[Entries from a dataset of interfaces]
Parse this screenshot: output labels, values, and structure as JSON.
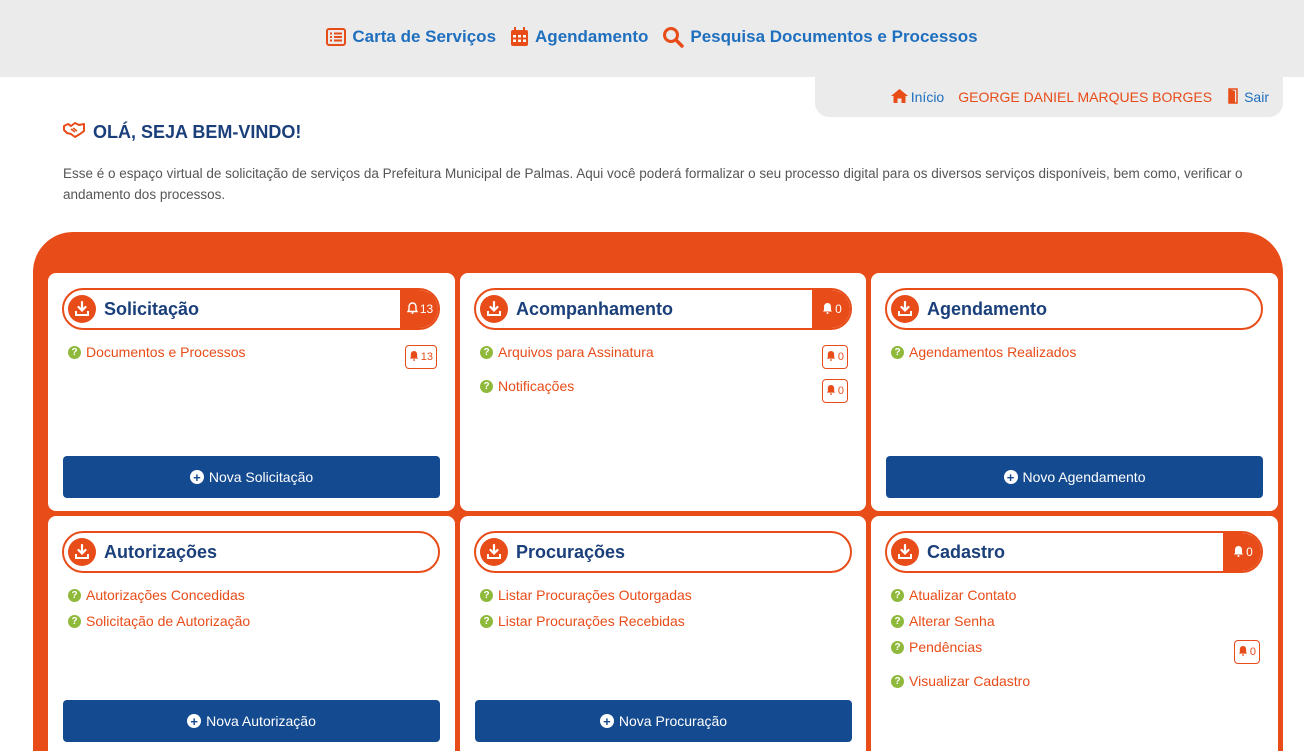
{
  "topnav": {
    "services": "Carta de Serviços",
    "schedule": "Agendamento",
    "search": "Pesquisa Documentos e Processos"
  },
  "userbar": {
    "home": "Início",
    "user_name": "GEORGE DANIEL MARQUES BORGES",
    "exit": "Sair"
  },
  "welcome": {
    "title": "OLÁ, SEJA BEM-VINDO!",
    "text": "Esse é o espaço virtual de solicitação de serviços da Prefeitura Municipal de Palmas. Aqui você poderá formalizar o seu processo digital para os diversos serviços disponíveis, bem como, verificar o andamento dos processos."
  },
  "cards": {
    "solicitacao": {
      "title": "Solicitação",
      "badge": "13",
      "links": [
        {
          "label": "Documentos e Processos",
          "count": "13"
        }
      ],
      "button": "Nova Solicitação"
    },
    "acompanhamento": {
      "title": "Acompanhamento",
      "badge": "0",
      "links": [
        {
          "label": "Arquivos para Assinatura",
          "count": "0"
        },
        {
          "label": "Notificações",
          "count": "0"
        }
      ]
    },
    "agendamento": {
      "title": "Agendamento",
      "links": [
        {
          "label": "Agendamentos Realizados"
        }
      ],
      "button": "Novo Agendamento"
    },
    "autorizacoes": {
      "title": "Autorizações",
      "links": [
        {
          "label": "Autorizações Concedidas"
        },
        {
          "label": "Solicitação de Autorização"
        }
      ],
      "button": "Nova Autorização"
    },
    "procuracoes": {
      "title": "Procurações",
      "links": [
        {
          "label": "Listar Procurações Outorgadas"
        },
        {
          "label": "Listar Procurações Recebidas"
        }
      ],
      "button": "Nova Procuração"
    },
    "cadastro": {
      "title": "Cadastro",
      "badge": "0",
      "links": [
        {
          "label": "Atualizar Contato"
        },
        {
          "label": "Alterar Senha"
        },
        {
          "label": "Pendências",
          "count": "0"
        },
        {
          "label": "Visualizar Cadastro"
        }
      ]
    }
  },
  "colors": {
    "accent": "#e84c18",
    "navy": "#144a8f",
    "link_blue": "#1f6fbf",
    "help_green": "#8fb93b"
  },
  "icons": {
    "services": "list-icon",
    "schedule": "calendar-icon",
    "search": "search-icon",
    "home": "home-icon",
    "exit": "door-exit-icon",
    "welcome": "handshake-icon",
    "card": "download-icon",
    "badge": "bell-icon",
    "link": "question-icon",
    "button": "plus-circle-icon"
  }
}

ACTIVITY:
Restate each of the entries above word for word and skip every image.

ANSWER TO THE PROBLEM:
Parse this screenshot: output labels, values, and structure as JSON.
{
  "topnav": {
    "services": "Carta de Serviços",
    "schedule": "Agendamento",
    "search": "Pesquisa Documentos e Processos"
  },
  "userbar": {
    "home": "Início",
    "user_name": "GEORGE DANIEL MARQUES BORGES",
    "exit": "Sair"
  },
  "welcome": {
    "title": "OLÁ, SEJA BEM-VINDO!",
    "text": "Esse é o espaço virtual de solicitação de serviços da Prefeitura Municipal de Palmas. Aqui você poderá formalizar o seu processo digital para os diversos serviços disponíveis, bem como, verificar o andamento dos processos."
  },
  "cards": {
    "solicitacao": {
      "title": "Solicitação",
      "badge": "13",
      "links": [
        {
          "label": "Documentos e Processos",
          "count": "13"
        }
      ],
      "button": "Nova Solicitação"
    },
    "acompanhamento": {
      "title": "Acompanhamento",
      "badge": "0",
      "links": [
        {
          "label": "Arquivos para Assinatura",
          "count": "0"
        },
        {
          "label": "Notificações",
          "count": "0"
        }
      ]
    },
    "agendamento": {
      "title": "Agendamento",
      "links": [
        {
          "label": "Agendamentos Realizados"
        }
      ],
      "button": "Novo Agendamento"
    },
    "autorizacoes": {
      "title": "Autorizações",
      "links": [
        {
          "label": "Autorizações Concedidas"
        },
        {
          "label": "Solicitação de Autorização"
        }
      ],
      "button": "Nova Autorização"
    },
    "procuracoes": {
      "title": "Procurações",
      "links": [
        {
          "label": "Listar Procurações Outorgadas"
        },
        {
          "label": "Listar Procurações Recebidas"
        }
      ],
      "button": "Nova Procuração"
    },
    "cadastro": {
      "title": "Cadastro",
      "badge": "0",
      "links": [
        {
          "label": "Atualizar Contato"
        },
        {
          "label": "Alterar Senha"
        },
        {
          "label": "Pendências",
          "count": "0"
        },
        {
          "label": "Visualizar Cadastro"
        }
      ]
    }
  },
  "colors": {
    "accent": "#e84c18",
    "navy": "#144a8f",
    "link_blue": "#1f6fbf",
    "help_green": "#8fb93b"
  },
  "icons": {
    "services": "list-icon",
    "schedule": "calendar-icon",
    "search": "search-icon",
    "home": "home-icon",
    "exit": "door-exit-icon",
    "welcome": "handshake-icon",
    "card": "download-icon",
    "badge": "bell-icon",
    "link": "question-icon",
    "button": "plus-circle-icon"
  }
}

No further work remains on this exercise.